By Jim Miller
Each year, around 250,000 Americans have a “mini-stroke,” also known as a transient ischemic attack (TIA), but less than half of them realize what’s happening. That’s because the symptoms are usually fleeting — lasting only a few minutes, up to an hour or two — causing most people to ignore them or brush them off as no big deal.
But anyone who has had a mini-stroke is much more likely to have a full-blown stroke, which can cause long-term paralysis, impaired memory, loss of speech or vision and even death.
A mini-stroke is caused by a temporary blockage of blood flow to the brain and can be a warning sign that a major stroke may soon be coming.
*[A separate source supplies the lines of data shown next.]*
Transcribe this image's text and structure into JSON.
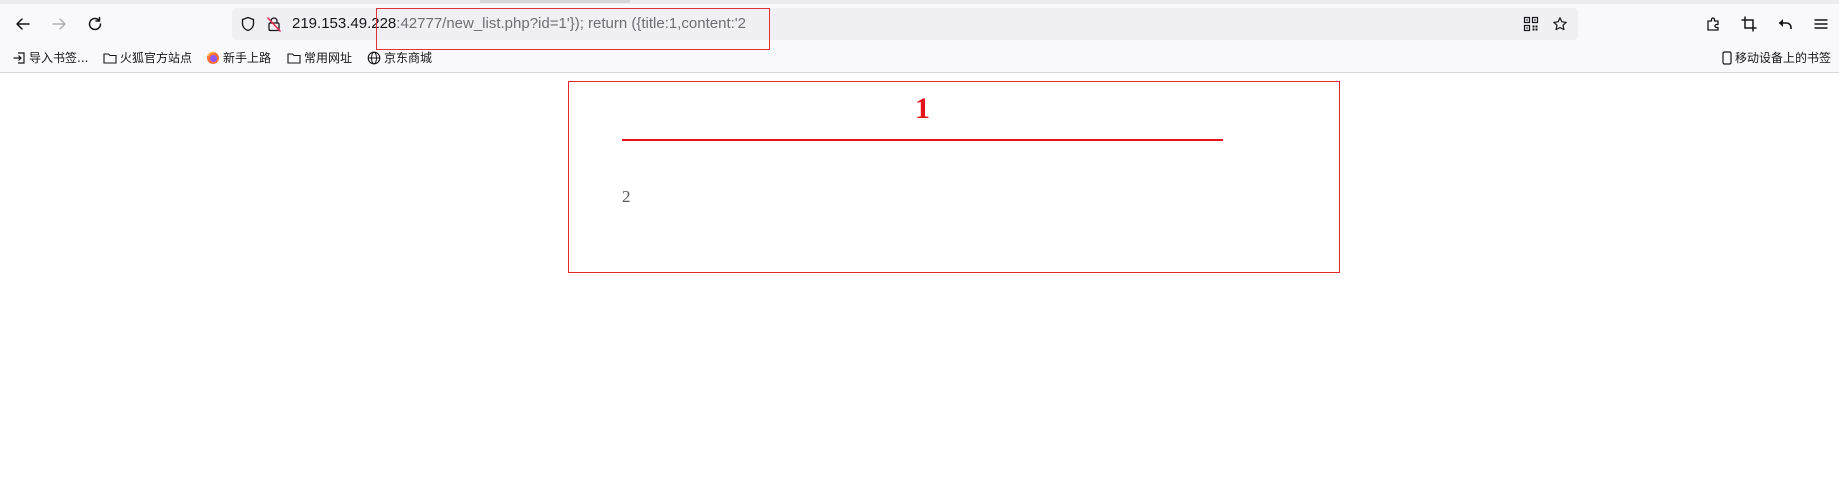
{
  "browser": {
    "url_host": "219.153.49.228",
    "url_rest": ":42777/new_list.php?id=1'}); return ({title:1,content:'2",
    "icons": {
      "back": "back-arrow-icon",
      "forward": "forward-arrow-icon",
      "reload": "reload-icon",
      "shield": "tracking-shield-icon",
      "insecure": "insecure-lock-icon",
      "qr": "qr-code-icon",
      "star": "bookmark-star-icon",
      "extensions": "extensions-icon",
      "screenshot": "crop-icon",
      "undo": "undo-icon",
      "menu": "hamburger-menu-icon"
    },
    "highlight_color": "#e0313b"
  },
  "bookmarks": {
    "items": [
      {
        "label": "导入书签...",
        "icon": "import-icon"
      },
      {
        "label": "火狐官方站点",
        "icon": "folder-icon"
      },
      {
        "label": "新手上路",
        "icon": "firefox-icon"
      },
      {
        "label": "常用网址",
        "icon": "folder-icon"
      },
      {
        "label": "京东商城",
        "icon": "globe-icon"
      }
    ],
    "mobile": {
      "label": "移动设备上的书签",
      "icon": "mobile-icon"
    }
  },
  "page": {
    "title": "1",
    "content": "2",
    "accent_color": "#e6121b"
  }
}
That’s why mini-strokes need to be treated like emergencies.
A person is more likely to suffer a TIA or stroke if they are overweight or inactive, have high blood pressure, elevated cholesterol or diabetes. Other factors that boost the risks are age (over 60), smoking, heart disease, atrial fibrillation and having a family history of stroke. Men also have a greater risk for stroke than women, and African Americans and Hispanics are at higher risk than those of other races.
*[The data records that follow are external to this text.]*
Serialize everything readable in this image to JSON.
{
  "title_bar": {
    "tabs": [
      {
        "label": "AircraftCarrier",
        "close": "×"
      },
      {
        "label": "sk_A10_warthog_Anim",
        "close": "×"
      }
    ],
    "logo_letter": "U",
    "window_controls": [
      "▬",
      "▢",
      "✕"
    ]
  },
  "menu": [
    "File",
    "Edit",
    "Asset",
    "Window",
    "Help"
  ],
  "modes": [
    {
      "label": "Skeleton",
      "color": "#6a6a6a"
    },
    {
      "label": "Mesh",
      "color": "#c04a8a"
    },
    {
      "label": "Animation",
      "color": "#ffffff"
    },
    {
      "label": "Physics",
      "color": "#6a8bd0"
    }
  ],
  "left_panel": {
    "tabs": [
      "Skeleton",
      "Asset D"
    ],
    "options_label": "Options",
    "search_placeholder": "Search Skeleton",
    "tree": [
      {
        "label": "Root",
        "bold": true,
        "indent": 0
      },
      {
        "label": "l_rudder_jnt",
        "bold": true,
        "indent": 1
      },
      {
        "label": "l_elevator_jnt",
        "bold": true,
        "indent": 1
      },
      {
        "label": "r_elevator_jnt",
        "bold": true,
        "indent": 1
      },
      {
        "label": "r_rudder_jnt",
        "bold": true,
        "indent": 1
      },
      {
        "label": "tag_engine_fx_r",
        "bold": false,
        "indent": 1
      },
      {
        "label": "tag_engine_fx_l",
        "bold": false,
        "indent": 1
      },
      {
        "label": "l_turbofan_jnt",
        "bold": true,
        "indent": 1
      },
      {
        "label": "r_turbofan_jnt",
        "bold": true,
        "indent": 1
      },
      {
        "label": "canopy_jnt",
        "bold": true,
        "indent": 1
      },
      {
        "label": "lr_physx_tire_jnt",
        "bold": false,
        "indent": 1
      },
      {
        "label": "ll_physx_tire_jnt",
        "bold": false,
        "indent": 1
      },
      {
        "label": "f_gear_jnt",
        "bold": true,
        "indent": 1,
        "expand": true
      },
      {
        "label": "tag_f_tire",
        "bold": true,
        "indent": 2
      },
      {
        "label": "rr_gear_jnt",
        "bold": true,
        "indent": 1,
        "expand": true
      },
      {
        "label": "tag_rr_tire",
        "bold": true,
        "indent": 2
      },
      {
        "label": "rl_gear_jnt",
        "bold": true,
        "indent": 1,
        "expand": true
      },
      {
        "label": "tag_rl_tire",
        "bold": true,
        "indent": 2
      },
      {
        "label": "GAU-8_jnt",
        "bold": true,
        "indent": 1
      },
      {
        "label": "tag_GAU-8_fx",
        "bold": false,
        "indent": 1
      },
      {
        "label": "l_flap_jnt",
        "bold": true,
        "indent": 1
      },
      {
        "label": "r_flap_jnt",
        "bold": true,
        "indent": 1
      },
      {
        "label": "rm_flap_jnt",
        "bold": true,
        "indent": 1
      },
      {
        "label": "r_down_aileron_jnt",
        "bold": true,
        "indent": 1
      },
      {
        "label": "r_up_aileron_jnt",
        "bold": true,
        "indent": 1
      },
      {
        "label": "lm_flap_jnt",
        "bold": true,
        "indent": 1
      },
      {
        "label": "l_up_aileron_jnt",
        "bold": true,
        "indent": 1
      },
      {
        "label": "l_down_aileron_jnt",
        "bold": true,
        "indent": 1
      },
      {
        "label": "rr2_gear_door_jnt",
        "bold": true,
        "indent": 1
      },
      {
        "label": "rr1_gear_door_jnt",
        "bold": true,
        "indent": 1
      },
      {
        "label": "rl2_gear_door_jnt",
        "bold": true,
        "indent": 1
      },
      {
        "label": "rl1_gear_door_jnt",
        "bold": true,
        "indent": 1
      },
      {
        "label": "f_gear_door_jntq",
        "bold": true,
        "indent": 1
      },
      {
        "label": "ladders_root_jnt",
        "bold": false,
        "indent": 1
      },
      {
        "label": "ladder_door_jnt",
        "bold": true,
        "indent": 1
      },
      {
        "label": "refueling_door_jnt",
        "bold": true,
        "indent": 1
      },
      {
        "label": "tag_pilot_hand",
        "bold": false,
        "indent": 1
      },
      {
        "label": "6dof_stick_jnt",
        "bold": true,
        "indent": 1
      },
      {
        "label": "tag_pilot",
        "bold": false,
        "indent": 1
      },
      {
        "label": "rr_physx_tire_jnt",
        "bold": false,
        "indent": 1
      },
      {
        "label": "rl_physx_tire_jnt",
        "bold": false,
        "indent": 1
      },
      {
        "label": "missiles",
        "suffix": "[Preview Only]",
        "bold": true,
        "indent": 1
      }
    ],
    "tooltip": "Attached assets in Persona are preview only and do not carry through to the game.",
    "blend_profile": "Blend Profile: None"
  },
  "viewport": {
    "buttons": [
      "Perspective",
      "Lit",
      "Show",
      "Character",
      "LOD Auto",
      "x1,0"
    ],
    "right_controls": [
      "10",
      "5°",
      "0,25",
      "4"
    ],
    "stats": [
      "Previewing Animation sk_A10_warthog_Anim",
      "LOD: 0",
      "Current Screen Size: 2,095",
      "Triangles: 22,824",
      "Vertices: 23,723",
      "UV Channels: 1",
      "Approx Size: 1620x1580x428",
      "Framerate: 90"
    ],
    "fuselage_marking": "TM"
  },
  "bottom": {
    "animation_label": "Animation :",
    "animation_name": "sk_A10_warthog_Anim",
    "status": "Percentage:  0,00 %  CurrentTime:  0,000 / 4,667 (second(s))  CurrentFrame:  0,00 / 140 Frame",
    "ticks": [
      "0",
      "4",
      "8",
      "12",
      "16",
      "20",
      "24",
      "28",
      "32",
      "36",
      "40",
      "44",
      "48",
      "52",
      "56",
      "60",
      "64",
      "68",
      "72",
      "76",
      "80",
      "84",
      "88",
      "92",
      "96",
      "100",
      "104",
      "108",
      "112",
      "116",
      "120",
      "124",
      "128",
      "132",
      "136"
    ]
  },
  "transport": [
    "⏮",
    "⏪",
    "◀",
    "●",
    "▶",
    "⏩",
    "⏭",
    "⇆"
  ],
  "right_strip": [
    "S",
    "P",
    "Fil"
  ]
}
The symptoms of a mini-stroke are the same as those of a full-blown stroke, but can be subtle and short-lived, and they don’t leave any permanent damage. They include any one or combination of the following:
• Sudden numbness or weakness of the face, arm or leg, especially on one side of the body.
• Sudden confusion, trouble speaking or understanding.
• Sudden trouble seeing in one or both eyes.
• Sudden trouble walking, dizziness, loss of balance or coordination.
• Sudden, severe headache with no known cause.
The easiest way to identify a stroke is to use the F.A.S.T. test to identify the symptoms.
F (Face): Ask the person to smile. Does one side of the face droop?
A (Arm): Ask the person to raise both arms. Does one arm drift downward?
S (Speech): Ask the person to say a simple sentence. Is their speech slurred?
T (Time): If you observe any of these signs of stroke, call 911.
If the doctor suspects a TIA, he or she will run a series of tests to determine what caused it and assess the risk of a future stroke. Once the cause has been determined, the goal of treatment is to correct the abnormality and prevent a full-blown stroke. Depending on the cause(s), the doctor may prescribe medication to reduce the tendency for blood to clot or may recommend surgery or a balloon procedure (angioplasty).
For more information on mini-strokes and how to recognize one, visit the American Heart Association/American Stroke Association at StrokeAssociation.org.
Jim Miller is the author of Savvy Senior, a column published by In Good Health every month.